= Beginning of Section =

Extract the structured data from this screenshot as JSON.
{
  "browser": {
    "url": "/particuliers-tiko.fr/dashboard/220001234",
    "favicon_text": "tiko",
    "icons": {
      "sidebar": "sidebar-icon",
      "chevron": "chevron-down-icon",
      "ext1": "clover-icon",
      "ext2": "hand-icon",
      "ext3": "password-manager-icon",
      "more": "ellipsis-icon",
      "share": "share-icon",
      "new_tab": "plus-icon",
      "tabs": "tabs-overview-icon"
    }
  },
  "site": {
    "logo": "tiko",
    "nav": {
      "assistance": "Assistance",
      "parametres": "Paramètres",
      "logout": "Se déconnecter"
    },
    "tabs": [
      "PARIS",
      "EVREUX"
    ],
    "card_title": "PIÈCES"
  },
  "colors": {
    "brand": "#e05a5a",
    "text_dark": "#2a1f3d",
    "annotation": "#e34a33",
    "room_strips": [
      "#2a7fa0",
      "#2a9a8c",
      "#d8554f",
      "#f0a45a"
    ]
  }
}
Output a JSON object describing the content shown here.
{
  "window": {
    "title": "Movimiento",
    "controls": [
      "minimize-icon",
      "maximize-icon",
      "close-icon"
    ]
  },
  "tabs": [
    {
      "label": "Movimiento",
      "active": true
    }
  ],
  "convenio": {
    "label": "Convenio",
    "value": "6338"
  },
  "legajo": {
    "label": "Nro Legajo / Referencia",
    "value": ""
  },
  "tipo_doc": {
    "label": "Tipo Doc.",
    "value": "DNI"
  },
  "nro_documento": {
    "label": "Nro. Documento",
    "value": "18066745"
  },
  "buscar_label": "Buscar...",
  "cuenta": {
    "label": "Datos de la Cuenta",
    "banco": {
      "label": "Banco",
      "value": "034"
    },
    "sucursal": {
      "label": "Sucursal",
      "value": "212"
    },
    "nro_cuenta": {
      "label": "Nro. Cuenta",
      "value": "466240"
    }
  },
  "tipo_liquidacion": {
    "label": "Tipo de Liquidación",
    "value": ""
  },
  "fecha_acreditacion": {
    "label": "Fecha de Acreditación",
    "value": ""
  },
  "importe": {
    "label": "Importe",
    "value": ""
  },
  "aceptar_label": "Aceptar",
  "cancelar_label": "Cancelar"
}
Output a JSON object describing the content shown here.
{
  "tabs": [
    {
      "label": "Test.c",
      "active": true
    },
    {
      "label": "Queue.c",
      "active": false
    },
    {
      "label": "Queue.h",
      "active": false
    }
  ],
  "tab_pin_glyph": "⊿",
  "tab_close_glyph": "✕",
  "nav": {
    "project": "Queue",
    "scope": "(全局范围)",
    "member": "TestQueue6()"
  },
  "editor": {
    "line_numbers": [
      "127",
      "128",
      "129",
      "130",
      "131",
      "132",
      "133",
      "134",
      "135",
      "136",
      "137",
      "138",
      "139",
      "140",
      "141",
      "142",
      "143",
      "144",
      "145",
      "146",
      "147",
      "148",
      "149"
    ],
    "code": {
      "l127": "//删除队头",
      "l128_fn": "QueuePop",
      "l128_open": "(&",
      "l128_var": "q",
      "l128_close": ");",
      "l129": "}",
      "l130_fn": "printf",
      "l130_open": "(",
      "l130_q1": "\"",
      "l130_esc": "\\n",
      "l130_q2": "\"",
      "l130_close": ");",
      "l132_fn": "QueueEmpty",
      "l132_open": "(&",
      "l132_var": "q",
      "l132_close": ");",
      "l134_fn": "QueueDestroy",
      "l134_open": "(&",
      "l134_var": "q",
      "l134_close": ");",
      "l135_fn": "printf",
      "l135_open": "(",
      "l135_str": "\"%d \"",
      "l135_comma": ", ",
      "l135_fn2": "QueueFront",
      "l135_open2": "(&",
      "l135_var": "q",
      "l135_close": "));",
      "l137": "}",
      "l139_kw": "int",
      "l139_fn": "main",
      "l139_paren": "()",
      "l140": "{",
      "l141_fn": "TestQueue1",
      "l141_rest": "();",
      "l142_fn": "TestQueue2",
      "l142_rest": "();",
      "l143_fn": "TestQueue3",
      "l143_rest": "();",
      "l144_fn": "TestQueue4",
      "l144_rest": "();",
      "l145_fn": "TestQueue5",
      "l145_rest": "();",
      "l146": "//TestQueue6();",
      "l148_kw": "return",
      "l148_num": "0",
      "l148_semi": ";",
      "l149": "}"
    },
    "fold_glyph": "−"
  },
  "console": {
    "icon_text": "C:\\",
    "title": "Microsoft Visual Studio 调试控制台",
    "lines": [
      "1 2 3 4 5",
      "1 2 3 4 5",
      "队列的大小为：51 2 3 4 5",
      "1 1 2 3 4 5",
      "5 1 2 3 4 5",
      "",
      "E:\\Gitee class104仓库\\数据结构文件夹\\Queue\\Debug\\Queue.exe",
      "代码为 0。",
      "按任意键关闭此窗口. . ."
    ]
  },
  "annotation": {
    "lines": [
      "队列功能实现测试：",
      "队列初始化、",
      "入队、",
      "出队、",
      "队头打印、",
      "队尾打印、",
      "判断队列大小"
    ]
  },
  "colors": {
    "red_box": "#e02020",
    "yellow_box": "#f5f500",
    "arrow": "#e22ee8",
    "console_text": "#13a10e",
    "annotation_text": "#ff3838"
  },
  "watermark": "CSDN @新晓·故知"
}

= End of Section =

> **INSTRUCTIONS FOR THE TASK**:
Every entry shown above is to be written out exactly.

> **SOLUTION**:
Extract the structured data from this screenshot as JSON.
{
  "browser": {
    "url": "/particuliers-tiko.fr/dashboard/220001234",
    "favicon_text": "tiko",
    "icons": {
      "sidebar": "sidebar-icon",
      "chevron": "chevron-down-icon",
      "ext1": "clover-icon",
      "ext2": "hand-icon",
      "ext3": "password-manager-icon",
      "more": "ellipsis-icon",
      "share": "share-icon",
      "new_tab": "plus-icon",
      "tabs": "tabs-overview-icon"
    }
  },
  "site": {
    "logo": "tiko",
    "nav": {
      "assistance": "Assistance",
      "parametres": "Paramètres",
      "logout": "Se déconnecter"
    },
    "tabs": [
      "PARIS",
      "EVREUX"
    ],
    "card_title": "PIÈCES"
  },
  "colors": {
    "brand": "#e05a5a",
    "text_dark": "#2a1f3d",
    "annotation": "#e34a33",
    "room_strips": [
      "#2a7fa0",
      "#2a9a8c",
      "#d8554f",
      "#f0a45a"
    ]
  }
}
Output a JSON object describing the content shown here.
{
  "window": {
    "title": "Movimiento",
    "controls": [
      "minimize-icon",
      "maximize-icon",
      "close-icon"
    ]
  },
  "tabs": [
    {
      "label": "Movimiento",
      "active": true
    }
  ],
  "convenio": {
    "label": "Convenio",
    "value": "6338"
  },
  "legajo": {
    "label": "Nro Legajo / Referencia",
    "value": ""
  },
  "tipo_doc": {
    "label": "Tipo Doc.",
    "value": "DNI"
  },
  "nro_documento": {
    "label": "Nro. Documento",
    "value": "18066745"
  },
  "buscar_label": "Buscar...",
  "cuenta": {
    "label": "Datos de la Cuenta",
    "banco": {
      "label": "Banco",
      "value": "034"
    },
    "sucursal": {
      "label": "Sucursal",
      "value": "212"
    },
    "nro_cuenta": {
      "label": "Nro. Cuenta",
      "value": "466240"
    }
  },
  "tipo_liquidacion": {
    "label": "Tipo de Liquidación",
    "value": ""
  },
  "fecha_acreditacion": {
    "label": "Fecha de Acreditación",
    "value": ""
  },
  "importe": {
    "label": "Importe",
    "value": ""
  },
  "aceptar_label": "Aceptar",
  "cancelar_label": "Cancelar"
}
Output a JSON object describing the content shown here.
{
  "tabs": [
    {
      "label": "Test.c",
      "active": true
    },
    {
      "label": "Queue.c",
      "active": false
    },
    {
      "label": "Queue.h",
      "active": false
    }
  ],
  "tab_pin_glyph": "⊿",
  "tab_close_glyph": "✕",
  "nav": {
    "project": "Queue",
    "scope": "(全局范围)",
    "member": "TestQueue6()"
  },
  "editor": {
    "line_numbers": [
      "127",
      "128",
      "129",
      "130",
      "131",
      "132",
      "133",
      "134",
      "135",
      "136",
      "137",
      "138",
      "139",
      "140",
      "141",
      "142",
      "143",
      "144",
      "145",
      "146",
      "147",
      "148",
      "149"
    ],
    "code": {
      "l127": "//删除队头",
      "l128_fn": "QueuePop",
      "l128_open": "(&",
      "l128_var": "q",
      "l128_close": ");",
      "l129": "}",
      "l130_fn": "printf",
      "l130_open": "(",
      "l130_q1": "\"",
      "l130_esc": "\\n",
      "l130_q2": "\"",
      "l130_close": ");",
      "l132_fn": "QueueEmpty",
      "l132_open": "(&",
      "l132_var": "q",
      "l132_close": ");",
      "l134_fn": "QueueDestroy",
      "l134_open": "(&",
      "l134_var": "q",
      "l134_close": ");",
      "l135_fn": "printf",
      "l135_open": "(",
      "l135_str": "\"%d \"",
      "l135_comma": ", ",
      "l135_fn2": "QueueFront",
      "l135_open2": "(&",
      "l135_var": "q",
      "l135_close": "));",
      "l137": "}",
      "l139_kw": "int",
      "l139_fn": "main",
      "l139_paren": "()",
      "l140": "{",
      "l141_fn": "TestQueue1",
      "l141_rest": "();",
      "l142_fn": "TestQueue2",
      "l142_rest": "();",
      "l143_fn": "TestQueue3",
      "l143_rest": "();",
      "l144_fn": "TestQueue4",
      "l144_rest": "();",
      "l145_fn": "TestQueue5",
      "l145_rest": "();",
      "l146": "//TestQueue6();",
      "l148_kw": "return",
      "l148_num": "0",
      "l148_semi": ";",
      "l149": "}"
    },
    "fold_glyph": "−"
  },
  "console": {
    "icon_text": "C:\\",
    "title": "Microsoft Visual Studio 调试控制台",
    "lines": [
      "1 2 3 4 5",
      "1 2 3 4 5",
      "队列的大小为：51 2 3 4 5",
      "1 1 2 3 4 5",
      "5 1 2 3 4 5",
      "",
      "E:\\Gitee class104仓库\\数据结构文件夹\\Queue\\Debug\\Queue.exe",
      "代码为 0。",
      "按任意键关闭此窗口. . ."
    ]
  },
  "annotation": {
    "lines": [
      "队列功能实现测试：",
      "队列初始化、",
      "入队、",
      "出队、",
      "队头打印、",
      "队尾打印、",
      "判断队列大小"
    ]
  },
  "colors": {
    "red_box": "#e02020",
    "yellow_box": "#f5f500",
    "arrow": "#e22ee8",
    "console_text": "#13a10e",
    "annotation_text": "#ff3838"
  },
  "watermark": "CSDN @新晓·故知"
}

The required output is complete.